*Task statement:* Where the string "date" appears in a line of the data, show that line.

*Records to process:*
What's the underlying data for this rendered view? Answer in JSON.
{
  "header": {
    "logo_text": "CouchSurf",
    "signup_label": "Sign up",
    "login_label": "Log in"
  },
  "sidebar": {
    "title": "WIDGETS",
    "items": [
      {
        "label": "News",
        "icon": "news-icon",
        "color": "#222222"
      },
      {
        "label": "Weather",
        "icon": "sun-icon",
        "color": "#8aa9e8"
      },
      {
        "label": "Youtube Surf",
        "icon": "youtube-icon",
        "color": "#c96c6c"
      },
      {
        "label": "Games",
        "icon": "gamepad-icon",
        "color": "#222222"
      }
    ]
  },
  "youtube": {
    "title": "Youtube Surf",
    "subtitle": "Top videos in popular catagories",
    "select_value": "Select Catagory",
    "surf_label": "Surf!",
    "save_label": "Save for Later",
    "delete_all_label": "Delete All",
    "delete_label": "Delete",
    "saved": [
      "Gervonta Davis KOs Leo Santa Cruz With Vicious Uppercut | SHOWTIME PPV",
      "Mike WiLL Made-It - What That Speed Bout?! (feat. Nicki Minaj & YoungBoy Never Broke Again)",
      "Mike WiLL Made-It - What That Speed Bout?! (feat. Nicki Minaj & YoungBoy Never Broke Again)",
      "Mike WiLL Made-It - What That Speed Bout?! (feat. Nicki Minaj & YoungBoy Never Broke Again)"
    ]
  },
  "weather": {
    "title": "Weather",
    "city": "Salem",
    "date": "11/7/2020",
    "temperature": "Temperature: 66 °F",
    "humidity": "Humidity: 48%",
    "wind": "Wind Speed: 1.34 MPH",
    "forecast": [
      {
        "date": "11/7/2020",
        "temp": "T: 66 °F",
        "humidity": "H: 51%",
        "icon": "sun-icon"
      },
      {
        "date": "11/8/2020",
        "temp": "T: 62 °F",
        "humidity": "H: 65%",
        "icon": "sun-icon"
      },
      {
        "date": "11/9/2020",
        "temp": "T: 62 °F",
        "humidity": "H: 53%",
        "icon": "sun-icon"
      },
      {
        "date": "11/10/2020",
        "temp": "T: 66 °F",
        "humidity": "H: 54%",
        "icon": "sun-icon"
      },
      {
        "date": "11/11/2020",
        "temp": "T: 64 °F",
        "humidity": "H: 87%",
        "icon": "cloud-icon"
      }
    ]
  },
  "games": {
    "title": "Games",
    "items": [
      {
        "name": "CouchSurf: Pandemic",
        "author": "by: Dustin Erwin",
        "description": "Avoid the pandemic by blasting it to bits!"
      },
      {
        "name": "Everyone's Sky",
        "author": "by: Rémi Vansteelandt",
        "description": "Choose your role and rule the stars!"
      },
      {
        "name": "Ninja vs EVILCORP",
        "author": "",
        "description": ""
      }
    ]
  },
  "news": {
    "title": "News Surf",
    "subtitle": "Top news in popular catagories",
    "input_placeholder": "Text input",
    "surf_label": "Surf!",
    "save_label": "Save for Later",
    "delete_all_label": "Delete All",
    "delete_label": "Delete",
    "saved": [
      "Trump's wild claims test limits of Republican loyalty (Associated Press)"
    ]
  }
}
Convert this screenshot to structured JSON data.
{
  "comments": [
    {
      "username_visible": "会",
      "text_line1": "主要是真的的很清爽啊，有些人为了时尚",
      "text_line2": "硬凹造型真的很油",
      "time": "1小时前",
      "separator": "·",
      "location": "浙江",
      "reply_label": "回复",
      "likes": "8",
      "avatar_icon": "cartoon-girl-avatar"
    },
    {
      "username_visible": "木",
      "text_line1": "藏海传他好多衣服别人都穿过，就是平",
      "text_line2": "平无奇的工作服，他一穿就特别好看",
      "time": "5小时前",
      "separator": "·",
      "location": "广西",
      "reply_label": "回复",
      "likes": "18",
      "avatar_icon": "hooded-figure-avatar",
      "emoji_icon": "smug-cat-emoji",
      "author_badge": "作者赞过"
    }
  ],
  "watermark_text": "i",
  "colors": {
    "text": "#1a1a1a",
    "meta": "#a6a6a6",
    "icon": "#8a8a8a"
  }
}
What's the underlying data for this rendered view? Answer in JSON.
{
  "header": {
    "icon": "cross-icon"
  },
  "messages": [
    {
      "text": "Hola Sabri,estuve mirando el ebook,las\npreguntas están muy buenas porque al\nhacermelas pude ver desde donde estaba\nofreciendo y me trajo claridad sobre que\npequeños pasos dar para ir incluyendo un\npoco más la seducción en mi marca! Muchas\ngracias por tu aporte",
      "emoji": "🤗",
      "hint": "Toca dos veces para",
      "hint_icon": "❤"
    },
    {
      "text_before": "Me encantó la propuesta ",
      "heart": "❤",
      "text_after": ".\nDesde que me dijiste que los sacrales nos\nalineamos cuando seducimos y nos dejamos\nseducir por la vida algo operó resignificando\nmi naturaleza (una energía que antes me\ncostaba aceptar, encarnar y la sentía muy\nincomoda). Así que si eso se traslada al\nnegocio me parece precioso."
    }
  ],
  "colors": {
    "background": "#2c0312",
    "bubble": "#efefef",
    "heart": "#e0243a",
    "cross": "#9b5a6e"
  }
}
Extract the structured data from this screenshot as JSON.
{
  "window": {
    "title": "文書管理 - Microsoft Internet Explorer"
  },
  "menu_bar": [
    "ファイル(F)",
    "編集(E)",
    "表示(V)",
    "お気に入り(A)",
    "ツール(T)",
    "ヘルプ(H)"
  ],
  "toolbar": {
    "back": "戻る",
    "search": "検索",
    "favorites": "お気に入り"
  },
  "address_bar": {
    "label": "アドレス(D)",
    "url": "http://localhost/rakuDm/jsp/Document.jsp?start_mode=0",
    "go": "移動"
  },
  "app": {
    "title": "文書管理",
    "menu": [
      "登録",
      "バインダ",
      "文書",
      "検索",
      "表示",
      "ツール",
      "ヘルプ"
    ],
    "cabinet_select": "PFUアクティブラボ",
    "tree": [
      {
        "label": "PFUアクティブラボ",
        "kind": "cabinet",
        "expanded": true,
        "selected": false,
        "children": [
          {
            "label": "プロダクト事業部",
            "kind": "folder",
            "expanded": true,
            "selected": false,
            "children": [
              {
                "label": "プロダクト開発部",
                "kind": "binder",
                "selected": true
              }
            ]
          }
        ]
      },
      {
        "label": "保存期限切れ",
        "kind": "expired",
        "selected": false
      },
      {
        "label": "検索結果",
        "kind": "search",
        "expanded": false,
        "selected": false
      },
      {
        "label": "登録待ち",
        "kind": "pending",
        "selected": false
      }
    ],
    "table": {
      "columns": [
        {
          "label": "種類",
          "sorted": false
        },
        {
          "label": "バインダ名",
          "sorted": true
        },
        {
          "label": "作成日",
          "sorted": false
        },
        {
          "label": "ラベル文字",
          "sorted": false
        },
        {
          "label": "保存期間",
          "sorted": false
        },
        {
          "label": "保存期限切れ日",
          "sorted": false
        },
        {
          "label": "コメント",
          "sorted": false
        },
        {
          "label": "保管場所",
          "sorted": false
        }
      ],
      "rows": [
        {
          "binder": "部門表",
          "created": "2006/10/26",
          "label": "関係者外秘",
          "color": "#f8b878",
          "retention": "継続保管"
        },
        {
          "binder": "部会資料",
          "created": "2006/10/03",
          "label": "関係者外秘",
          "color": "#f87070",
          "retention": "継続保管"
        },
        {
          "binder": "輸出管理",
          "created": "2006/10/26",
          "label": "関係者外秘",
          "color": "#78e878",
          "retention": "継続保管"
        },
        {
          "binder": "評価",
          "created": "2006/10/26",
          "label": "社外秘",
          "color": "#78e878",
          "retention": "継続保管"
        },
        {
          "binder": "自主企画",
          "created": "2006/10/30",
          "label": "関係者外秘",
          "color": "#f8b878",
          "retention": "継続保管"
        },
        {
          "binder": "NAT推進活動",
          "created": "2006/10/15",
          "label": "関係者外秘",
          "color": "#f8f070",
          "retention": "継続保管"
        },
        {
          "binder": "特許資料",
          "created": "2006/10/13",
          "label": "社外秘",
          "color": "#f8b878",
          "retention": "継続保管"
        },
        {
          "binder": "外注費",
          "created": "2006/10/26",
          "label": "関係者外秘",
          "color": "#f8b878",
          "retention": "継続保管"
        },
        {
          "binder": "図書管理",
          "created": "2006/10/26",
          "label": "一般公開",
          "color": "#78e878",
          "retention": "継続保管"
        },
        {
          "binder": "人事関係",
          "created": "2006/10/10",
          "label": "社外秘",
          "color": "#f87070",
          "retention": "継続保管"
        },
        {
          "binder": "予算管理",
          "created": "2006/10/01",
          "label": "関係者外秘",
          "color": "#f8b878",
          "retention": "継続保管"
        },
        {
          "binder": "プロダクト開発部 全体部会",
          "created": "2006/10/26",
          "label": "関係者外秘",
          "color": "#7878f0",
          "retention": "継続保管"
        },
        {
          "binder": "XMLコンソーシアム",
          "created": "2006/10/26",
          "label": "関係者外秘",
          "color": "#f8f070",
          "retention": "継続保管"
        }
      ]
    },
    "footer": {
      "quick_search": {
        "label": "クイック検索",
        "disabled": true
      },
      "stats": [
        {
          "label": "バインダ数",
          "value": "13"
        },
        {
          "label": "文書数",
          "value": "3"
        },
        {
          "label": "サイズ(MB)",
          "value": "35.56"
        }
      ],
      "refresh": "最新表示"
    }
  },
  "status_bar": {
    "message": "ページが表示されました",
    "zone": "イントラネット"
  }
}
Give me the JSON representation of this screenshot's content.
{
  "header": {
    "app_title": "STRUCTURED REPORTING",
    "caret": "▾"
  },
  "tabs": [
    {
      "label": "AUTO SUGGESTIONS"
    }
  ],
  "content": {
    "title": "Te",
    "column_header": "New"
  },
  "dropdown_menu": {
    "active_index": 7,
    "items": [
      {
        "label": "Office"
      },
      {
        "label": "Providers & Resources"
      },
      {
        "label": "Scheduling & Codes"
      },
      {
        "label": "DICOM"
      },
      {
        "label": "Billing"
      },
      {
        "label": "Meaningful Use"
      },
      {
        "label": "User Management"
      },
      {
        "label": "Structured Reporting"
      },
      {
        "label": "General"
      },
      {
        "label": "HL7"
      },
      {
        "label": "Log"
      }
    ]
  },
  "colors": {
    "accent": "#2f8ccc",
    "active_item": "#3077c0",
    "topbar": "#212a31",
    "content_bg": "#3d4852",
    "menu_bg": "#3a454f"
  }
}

*Result for this exercise:*
    "date": "11/7/2020",
        "date": "11/7/2020",
        "date": "11/8/2020",
        "date": "11/9/2020",
        "date": "11/10/2020",
        "date": "11/11/2020",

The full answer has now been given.